[[ RECORDS TO USE open ]]
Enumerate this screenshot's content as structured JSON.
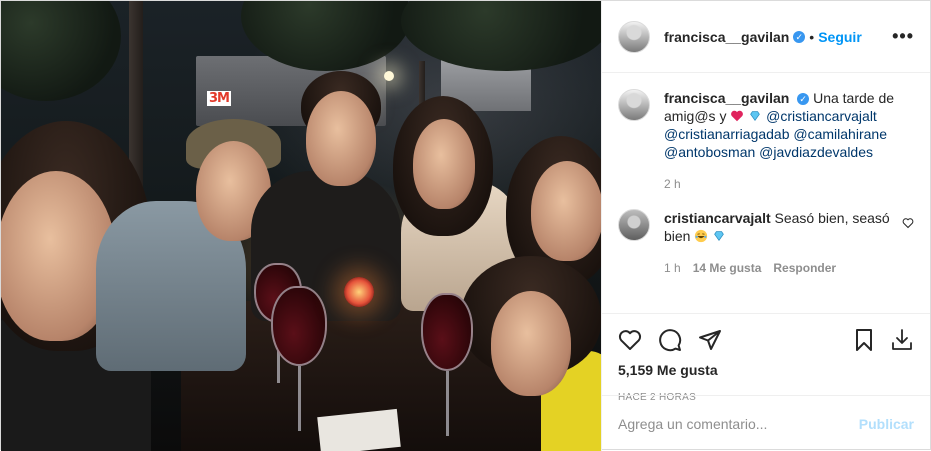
{
  "header": {
    "username": "francisca__gavilan",
    "separator": "•",
    "follow_label": "Seguir",
    "more_icon": "more-options-icon"
  },
  "caption": {
    "username": "francisca__gavilan",
    "text_before": "Una tarde de amig@s y",
    "mentions": [
      "@cristiancarvajalt",
      "@cristianarriagadab",
      "@camilahirane",
      "@antobosman",
      "@javdiazdevaldes"
    ],
    "time": "2 h"
  },
  "comment": {
    "username": "cristiancarvajalt",
    "text": "Seasó bien, seasó bien",
    "time": "1 h",
    "likes": "14 Me gusta",
    "reply_label": "Responder"
  },
  "actions": {
    "likes": "5,159 Me gusta",
    "posted_ago": "HACE 2 HORAS"
  },
  "add_comment": {
    "placeholder": "Agrega un comentario...",
    "publish_label": "Publicar"
  },
  "photo": {
    "sign_text": "3M"
  },
  "colors": {
    "link": "#0095f6",
    "mention": "#00376b",
    "muted": "#8e8e8e",
    "verified": "#3897f0",
    "publish_disabled": "#b2dffc"
  }
}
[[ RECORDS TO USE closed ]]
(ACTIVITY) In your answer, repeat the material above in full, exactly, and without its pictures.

(EXPECTED ANSWER)
Enumerate this screenshot's content as structured JSON.
{
  "header": {
    "username": "francisca__gavilan",
    "separator": "•",
    "follow_label": "Seguir",
    "more_icon": "more-options-icon"
  },
  "caption": {
    "username": "francisca__gavilan",
    "text_before": "Una tarde de amig@s y",
    "mentions": [
      "@cristiancarvajalt",
      "@cristianarriagadab",
      "@camilahirane",
      "@antobosman",
      "@javdiazdevaldes"
    ],
    "time": "2 h"
  },
  "comment": {
    "username": "cristiancarvajalt",
    "text": "Seasó bien, seasó bien",
    "time": "1 h",
    "likes": "14 Me gusta",
    "reply_label": "Responder"
  },
  "actions": {
    "likes": "5,159 Me gusta",
    "posted_ago": "HACE 2 HORAS"
  },
  "add_comment": {
    "placeholder": "Agrega un comentario...",
    "publish_label": "Publicar"
  },
  "photo": {
    "sign_text": "3M"
  },
  "colors": {
    "link": "#0095f6",
    "mention": "#00376b",
    "muted": "#8e8e8e",
    "verified": "#3897f0",
    "publish_disabled": "#b2dffc"
  }
}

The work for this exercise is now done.